What do the new FTZs tell us about China’s long term strategy?

A third batch of free trade zones (FTZs) was officially launched this month, as part China’s long-term commitment to opening its market to overseas institutions. Success stories of the first two batches of FTZs, which were all situated in coastal areas (see graphic), enabled Chinese decision-makers to apply the same model to the seven new FTZs that concentrate largely on the inland economy.

In addition to the existing four free trade zones, the seven new provinces, including Liaoning, Zhejiang, Henan, Hubei, Chongqing, Sichuan and Shaanxi, will play varied and different roles in China’s go global strategy and its market liberalization ambitions, based on their own geographical and industrial strengths.

The growth in number and the geographic flexibility of the new FTZs demonstrate China’s confidence in its market liberalization reforms. 

China’s new wave of free trade zones are mostly inland

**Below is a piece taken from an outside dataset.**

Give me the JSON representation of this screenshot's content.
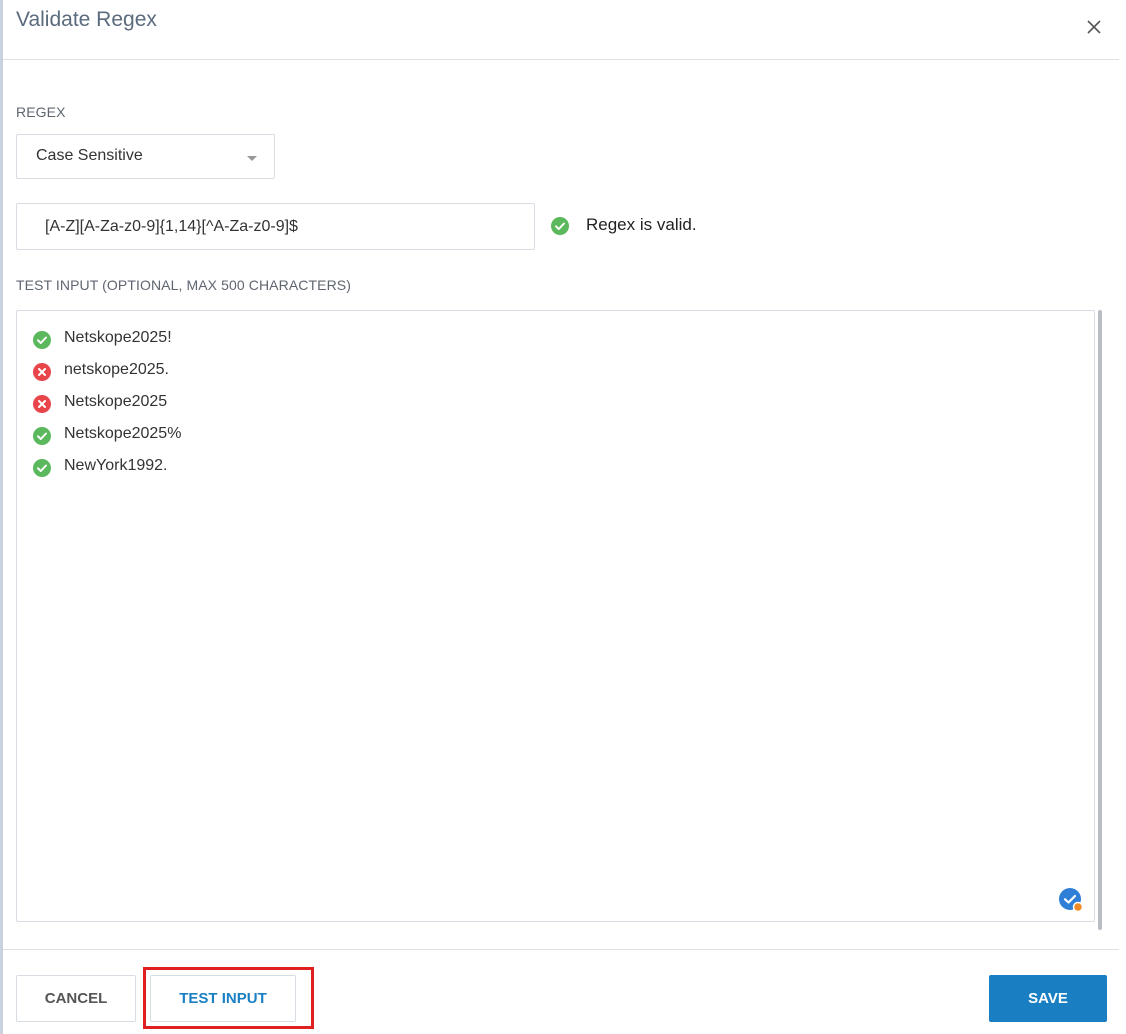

According to Shouwen Wang, vice minister of the Ministry of Commerce, the seven new FTZs will be serving several national strategies such as the One Belt One Road Initiative, the Beijing-Tianjin-Hebei economy, and the Yangtze River economy belt. Liaoning FTZ, a costal province, will take the lead in deepening SOE reform, while the other coastal province of Zhejiang will focus on international shipping and commodities trading.

In terms of inland provinces, Henan FTZ will act as a logistics center while Hubei FTZ will be responsible for industrial innovation and economic growth along the Yangtze River economy belt. Chongqing FTZ and Sichuan FTZ will participate in the Belt Road while boosting the economy along the Yangtze River. Shaanxi FTZ will also participate in the Belt Road, collaborating with the Belt Road countries in the agricultural industry.

The number of free trade zones has increased significantly with the latest batch

China’s FTZs have been successfully attracting investment and boosting the domestic economy. In 2016, the combined income of corporates in the Shanghai, Guangdong, Tianjin, and Fujian FTZs amounted to 409.1 billion yuan. Total investment in these areas reached 88 billion yuan. Economic growth is faster in the four FTZs than the national average.

“The main objective of the pilot FTZs is to figure out a suitable model that could be expanded to the whole country. In the meantime, FTZs can test the potential risks of the open market,” says Wang in a press conference.